→ Data supplied
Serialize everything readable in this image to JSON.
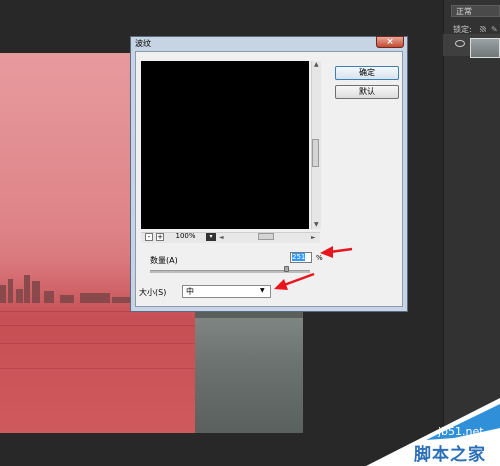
{
  "dialog": {
    "title": "波纹",
    "close_glyph": "×",
    "ok_label": "确定",
    "default_label": "默认",
    "zoom": {
      "minus": "-",
      "plus": "+",
      "value": "100%",
      "drop": "▾"
    },
    "amount": {
      "label": "数量(A)",
      "value": "251",
      "unit": "%",
      "level_percent": 85
    },
    "size": {
      "label": "大小(S)",
      "value": "中"
    }
  },
  "panel": {
    "blend_mode": "正常",
    "lock_label": "锁定:"
  },
  "watermark": {
    "site": "jb51.net",
    "brand": "脚本之家"
  },
  "colors": {
    "annotation_arrow": "#e8151d",
    "dialog_frame": "#c6d4e4",
    "ok_border": "#3c7fb1"
  },
  "icons": [
    "close-icon",
    "zoom-minus-icon",
    "zoom-plus-icon",
    "dropdown-icon",
    "eye-icon",
    "lock-pixels-icon",
    "lock-brush-icon"
  ]
}
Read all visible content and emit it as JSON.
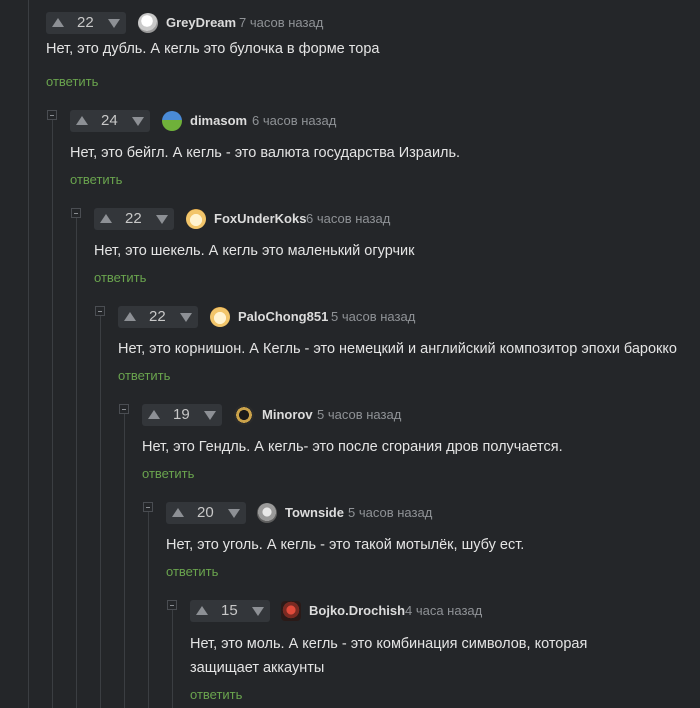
{
  "reply_label": "ответить",
  "colors": {
    "background": "#242629",
    "reply": "#6aa44e",
    "thread_line": "#3b3e42"
  },
  "comments": [
    {
      "votes": "22",
      "user": "GreyDream",
      "time": "7 часов назад",
      "avatar_icon": "avatar-greydream-icon",
      "text": "Нет, это дубль. А кегль это булочка в форме тора"
    },
    {
      "votes": "24",
      "user": "dimasom",
      "time": "6 часов назад",
      "avatar_icon": "avatar-dimasom-icon",
      "text": "Нет, это бейгл. А кегль - это валюта государства Израиль."
    },
    {
      "votes": "22",
      "user": "FoxUnderKoks",
      "time": "6 часов назад",
      "avatar_icon": "avatar-foxunderkoks-icon",
      "text": "Нет, это шекель. А кегль это маленький огурчик"
    },
    {
      "votes": "22",
      "user": "PaloChong851",
      "time": "5 часов назад",
      "avatar_icon": "avatar-palochong851-icon",
      "text": "Нет, это корнишон. А Кегль - это немецкий и английский композитор эпохи барокко"
    },
    {
      "votes": "19",
      "user": "Minorov",
      "time": "5 часов назад",
      "avatar_icon": "avatar-minorov-icon",
      "text": "Нет, это Гендль. А кегль- это после сгорания дров получается."
    },
    {
      "votes": "20",
      "user": "Townside",
      "time": "5 часов назад",
      "avatar_icon": "avatar-townside-icon",
      "text": "Нет, это уголь. А кегль - это такой мотылёк, шубу ест."
    },
    {
      "votes": "15",
      "user": "Bojko.Drochish",
      "time": "4 часа назад",
      "avatar_icon": "avatar-bojko-icon",
      "text_line1": "Нет, это моль. А кегль - это комбинация символов, которая",
      "text_line2": "защищает аккаунты"
    }
  ]
}
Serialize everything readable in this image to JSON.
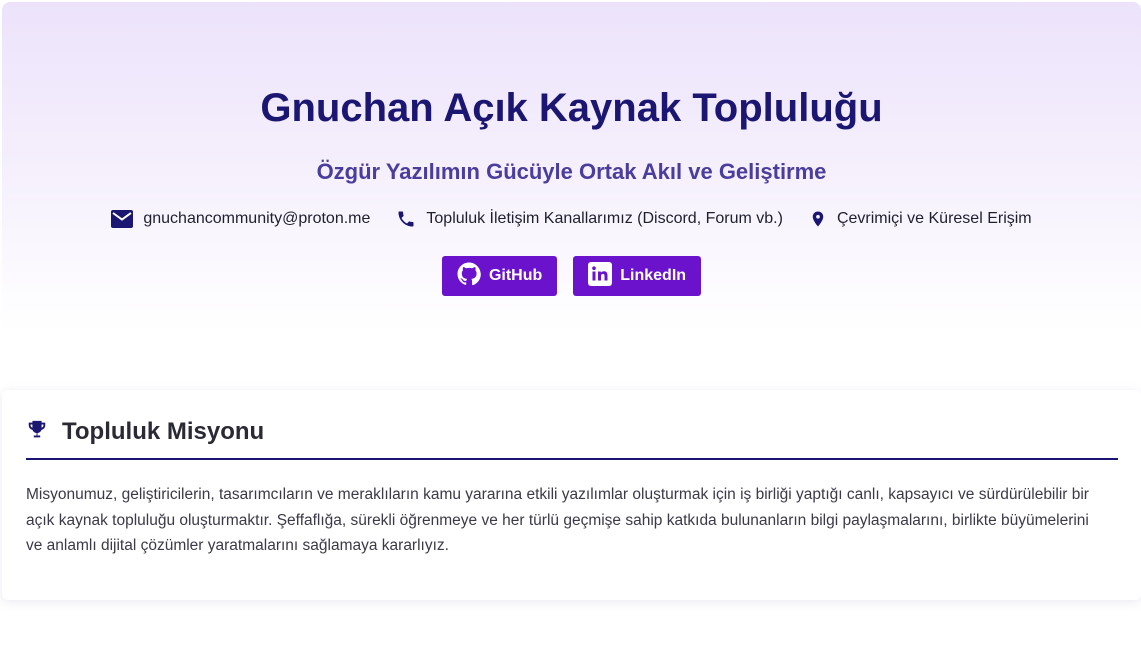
{
  "hero": {
    "title": "Gnuchan Açık Kaynak Topluluğu",
    "subtitle": "Özgür Yazılımın Gücüyle Ortak Akıl ve Geliştirme",
    "contacts": [
      {
        "icon": "mail-icon",
        "text": "gnuchancommunity@proton.me"
      },
      {
        "icon": "phone-icon",
        "text": "Topluluk İletişim Kanallarımız (Discord, Forum vb.)"
      },
      {
        "icon": "location-icon",
        "text": "Çevrimiçi ve Küresel Erişim"
      }
    ],
    "buttons": [
      {
        "icon": "github-icon",
        "label": "GitHub"
      },
      {
        "icon": "linkedin-icon",
        "label": "LinkedIn"
      }
    ]
  },
  "mission": {
    "icon": "trophy-icon",
    "title": "Topluluk Misyonu",
    "text": "Misyonumuz, geliştiricilerin, tasarımcıların ve meraklıların kamu yararına etkili yazılımlar oluşturmak için iş birliği yaptığı canlı, kapsayıcı ve sürdürülebilir bir açık kaynak topluluğu oluşturmaktır. Şeffaflığa, sürekli öğrenmeye ve her türlü geçmişe sahip katkıda bulunanların bilgi paylaşmalarını, birlikte büyümelerini ve anlamlı dijital çözümler yaratmalarını sağlamaya kararlıyız."
  },
  "colors": {
    "title": "#1c1673",
    "subtitle": "#4b3d9e",
    "button": "#6a12cc",
    "divider": "#1c1673"
  }
}
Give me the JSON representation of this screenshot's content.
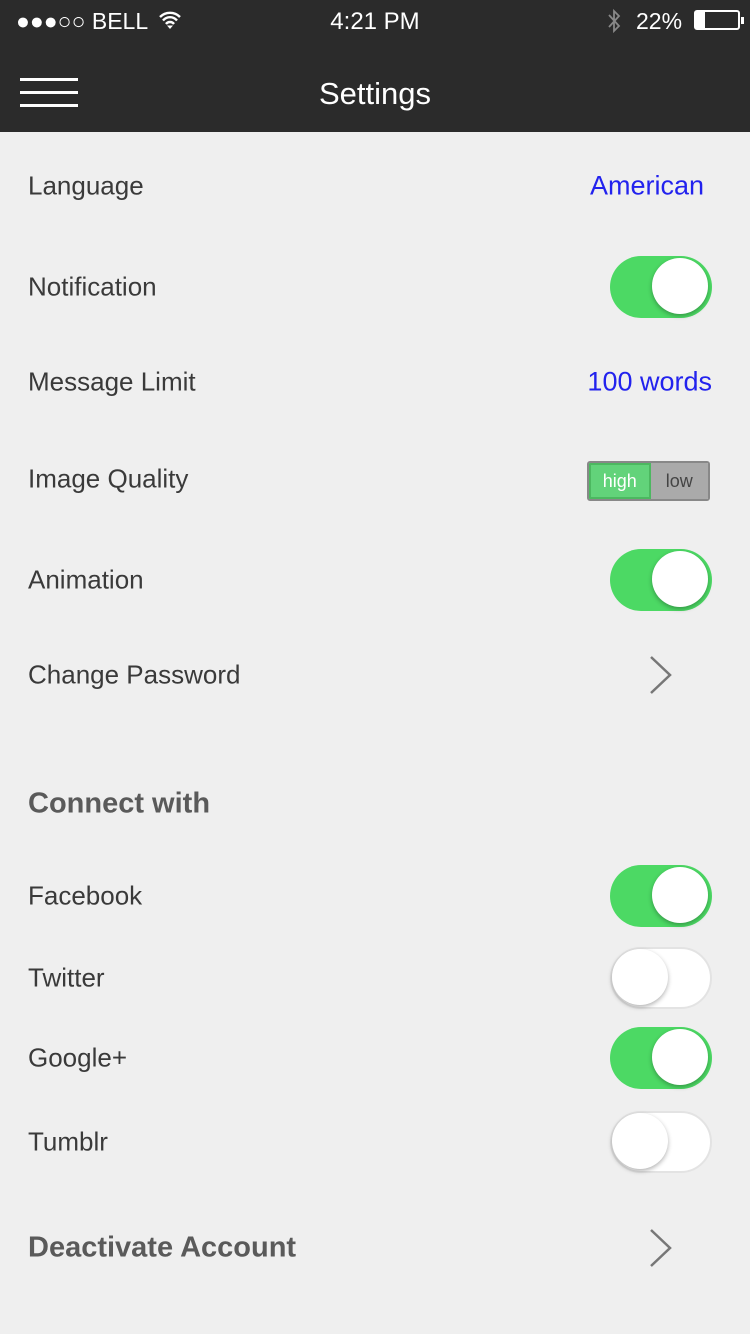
{
  "status_bar": {
    "carrier": "●●●○○ BELL",
    "time": "4:21 PM",
    "battery": "22%",
    "battery_level": 0.22
  },
  "header": {
    "title": "Settings"
  },
  "settings": {
    "language": {
      "label": "Language",
      "value": "American"
    },
    "notification": {
      "label": "Notification",
      "on": true
    },
    "message_limit": {
      "label": "Message Limit",
      "value": "100 words"
    },
    "image_quality": {
      "label": "Image Quality",
      "options": [
        "high",
        "low"
      ],
      "selected": "high"
    },
    "animation": {
      "label": "Animation",
      "on": true
    },
    "change_password": {
      "label": "Change Password"
    }
  },
  "connect": {
    "heading": "Connect with",
    "items": [
      {
        "label": "Facebook",
        "on": true
      },
      {
        "label": "Twitter",
        "on": false
      },
      {
        "label": "Google+",
        "on": true
      },
      {
        "label": "Tumblr",
        "on": false
      }
    ]
  },
  "deactivate": {
    "label": "Deactivate Account"
  },
  "colors": {
    "accent": "#4cd964",
    "link": "#2222ee",
    "bar": "#2b2b2b"
  }
}
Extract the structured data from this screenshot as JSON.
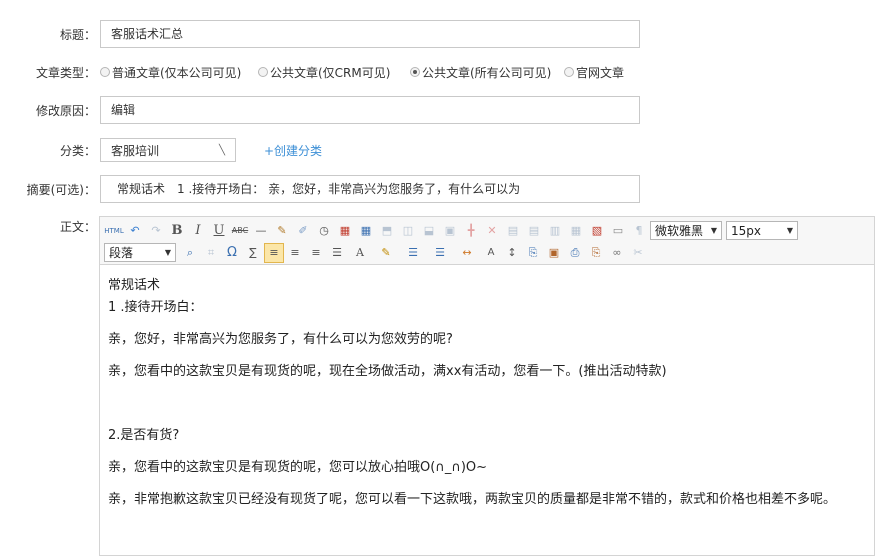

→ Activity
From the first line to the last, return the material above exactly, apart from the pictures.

→ Written answer
Serialize everything readable in this image to JSON.
{
  "dialog": {
    "title": "波纹",
    "close_glyph": "×",
    "ok_label": "确定",
    "default_label": "默认",
    "zoom": {
      "minus": "-",
      "plus": "+",
      "value": "100%",
      "drop": "▾"
    },
    "amount": {
      "label": "数量(A)",
      "value": "251",
      "unit": "%",
      "level_percent": 85
    },
    "size": {
      "label": "大小(S)",
      "value": "中"
    }
  },
  "panel": {
    "blend_mode": "正常",
    "lock_label": "锁定:"
  },
  "watermark": {
    "site": "jb51.net",
    "brand": "脚本之家"
  },
  "colors": {
    "annotation_arrow": "#e8151d",
    "dialog_frame": "#c6d4e4",
    "ok_border": "#3c7fb1"
  },
  "icons": [
    "close-icon",
    "zoom-minus-icon",
    "zoom-plus-icon",
    "dropdown-icon",
    "eye-icon",
    "lock-pixels-icon",
    "lock-brush-icon"
  ]
}
Read all visible content and emit it as JSON.
{
  "reply_label": "ответить",
  "colors": {
    "background": "#242629",
    "reply": "#6aa44e",
    "thread_line": "#3b3e42"
  },
  "comments": [
    {
      "votes": "22",
      "user": "GreyDream",
      "time": "7 часов назад",
      "avatar_icon": "avatar-greydream-icon",
      "text": "Нет, это дубль. А кегль это булочка в форме тора"
    },
    {
      "votes": "24",
      "user": "dimasom",
      "time": "6 часов назад",
      "avatar_icon": "avatar-dimasom-icon",
      "text": "Нет, это бейгл. А кегль - это валюта государства Израиль."
    },
    {
      "votes": "22",
      "user": "FoxUnderKoks",
      "time": "6 часов назад",
      "avatar_icon": "avatar-foxunderkoks-icon",
      "text": "Нет, это шекель. А кегль это маленький огурчик"
    },
    {
      "votes": "22",
      "user": "PaloChong851",
      "time": "5 часов назад",
      "avatar_icon": "avatar-palochong851-icon",
      "text": "Нет, это корнишон. А Кегль - это немецкий и английский композитор эпохи барокко"
    },
    {
      "votes": "19",
      "user": "Minorov",
      "time": "5 часов назад",
      "avatar_icon": "avatar-minorov-icon",
      "text": "Нет, это Гендль. А кегль- это после сгорания дров получается."
    },
    {
      "votes": "20",
      "user": "Townside",
      "time": "5 часов назад",
      "avatar_icon": "avatar-townside-icon",
      "text": "Нет, это уголь. А кегль - это такой мотылёк, шубу ест."
    },
    {
      "votes": "15",
      "user": "Bojko.Drochish",
      "time": "4 часа назад",
      "avatar_icon": "avatar-bojko-icon",
      "text_line1": "Нет, это моль. А кегль - это комбинация символов, которая",
      "text_line2": "защищает аккаунты"
    }
  ]
}
Serialize everything readable in this image to JSON.
{
  "hero": {
    "title": "Gnuchan Açık Kaynak Topluluğu",
    "subtitle": "Özgür Yazılımın Gücüyle Ortak Akıl ve Geliştirme",
    "contacts": [
      {
        "icon": "mail-icon",
        "text": "gnuchancommunity@proton.me"
      },
      {
        "icon": "phone-icon",
        "text": "Topluluk İletişim Kanallarımız (Discord, Forum vb.)"
      },
      {
        "icon": "location-icon",
        "text": "Çevrimiçi ve Küresel Erişim"
      }
    ],
    "buttons": [
      {
        "icon": "github-icon",
        "label": "GitHub"
      },
      {
        "icon": "linkedin-icon",
        "label": "LinkedIn"
      }
    ]
  },
  "mission": {
    "icon": "trophy-icon",
    "title": "Topluluk Misyonu",
    "text": "Misyonumuz, geliştiricilerin, tasarımcıların ve meraklıların kamu yararına etkili yazılımlar oluşturmak için iş birliği yaptığı canlı, kapsayıcı ve sürdürülebilir bir açık kaynak topluluğu oluşturmaktır. Şeffaflığa, sürekli öğrenmeye ve her türlü geçmişe sahip katkıda bulunanların bilgi paylaşmalarını, birlikte büyümelerini ve anlamlı dijital çözümler yaratmalarını sağlamaya kararlıyız."
  },
  "colors": {
    "title": "#1c1673",
    "subtitle": "#4b3d9e",
    "button": "#6a12cc",
    "divider": "#1c1673"
  }
}
Give me the JSON representation of this screenshot's content.
{
  "status_bar": {
    "carrier": "●●●○○ BELL",
    "time": "4:21 PM",
    "battery": "22%",
    "battery_level": 0.22
  },
  "header": {
    "title": "Settings"
  },
  "settings": {
    "language": {
      "label": "Language",
      "value": "American"
    },
    "notification": {
      "label": "Notification",
      "on": true
    },
    "message_limit": {
      "label": "Message Limit",
      "value": "100 words"
    },
    "image_quality": {
      "label": "Image Quality",
      "options": [
        "high",
        "low"
      ],
      "selected": "high"
    },
    "animation": {
      "label": "Animation",
      "on": true
    },
    "change_password": {
      "label": "Change Password"
    }
  },
  "connect": {
    "heading": "Connect with",
    "items": [
      {
        "label": "Facebook",
        "on": true
      },
      {
        "label": "Twitter",
        "on": false
      },
      {
        "label": "Google+",
        "on": true
      },
      {
        "label": "Tumblr",
        "on": false
      }
    ]
  },
  "deactivate": {
    "label": "Deactivate Account"
  },
  "colors": {
    "accent": "#4cd964",
    "link": "#2222ee",
    "bar": "#2b2b2b"
  }
}
Extract the structured data from this screenshot as JSON.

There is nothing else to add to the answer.